“I want to make you breakfast.” He says, because he is a good friend, and because my stomach is empty, and because I have black rings under my eyes and am in desperate need of care.  I tell him that’s sweet, but not to worry.

“I have eggs!”  He yells, before realizing they’re past the expiration date.

“Eh, whatever.” I say

“You really want to take that kind of a chance?”

“I’m feeling lucky.”

I pause.

“Oh fuck it, I’m feeling the opposite of lucky.  I’m feeling a million times worse than lucky, but I’m feeling so terrible that a couple of bad eggs couldn’t make things any worse.”

Travis laughs.

“Everything you say sounds like it’s a quote from a book or a movie or something.”

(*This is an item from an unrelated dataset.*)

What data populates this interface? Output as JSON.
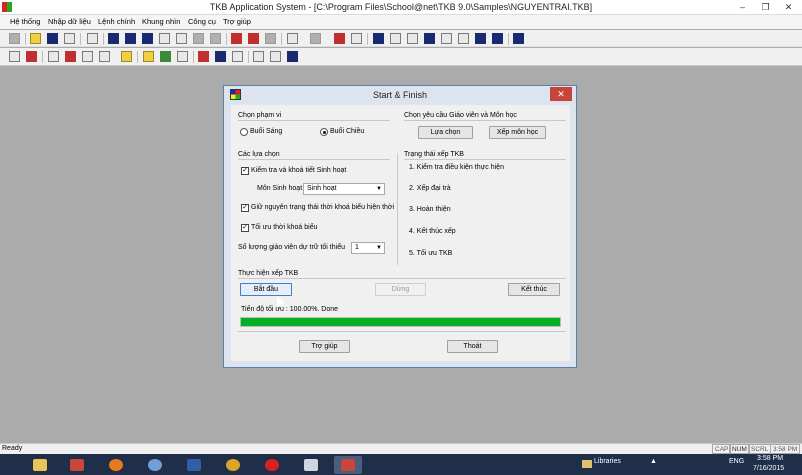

“I think men fall in love with me because of that and then leave me when they realize I’m an actual person.”

He hugs me.  We go to Ralphs for eggs.

We make and enjoy breakfast.  I hand him my phone as it turns back on and ask him if there was anything not hideous or hateful said as it rings 8 or 9 times, indicating all the texts to wade through.  Travis checks the phone.

“No.” He says decidedly.  So I don’t read them.

About an hour later, another one comes through.

“Everything after last night just left me more confused that ever…”

And confused myself, I read every last hateful word from the night before until I am unshakeable.  And all I do is copy, word for word, the final text I sent before I turned off the phone.

“If you are confused, allow me to clarify.  By the time I come home, I want all of your things out of my house.  I want you to put your keys on the table by the door, and I want you to leave, and never, ever come back.”

He tells me he can’t get there.  He tells me this, he tells me that.  He gives a thousand reasons and excuses but he has a functioning car and his crap in my home so he’d better remove it.  I ignore him.  Travis illegally downloads Catching Fire so I can watch it since my bent up body doesn’t allow me to sit in theater chairs, and surprisingly it turns out that movies where lots of people die can be hard to watch after you’ve just suffered a major loss.  I cry, then say it’s a great movie, then cry, then say I love Lenny Kravitz, then cry some more.

Enough people have died in the film at this point that I’m starting to lose it.  I ask Travis to pause the movie and he does.  He has me covered in blankets with a heater straight on me, but I’m still shivering.  He comes over to pat my back as I cover my face with my hands and start to sob.  The hateful words said to me.  The loss of love I thought would last.  The disintegration of everything I planned around me all over again.  And it’s only because I’m so broke and vulnerable, only because I’ve been ripped up one side and down the other, only because my nerves are raw and my heart is bleeding and my dreams are crushed, do I suddenly whisper in his hear what I’ve been stuffing into corners, hiding under cheerfulness and positive platitudes, afraid to say out loud to anyone for the last nine months.

“Jon died.  Jon died.  I could die too.”

“I’m scared.”

And he holds me.  He holds me like a good friend would.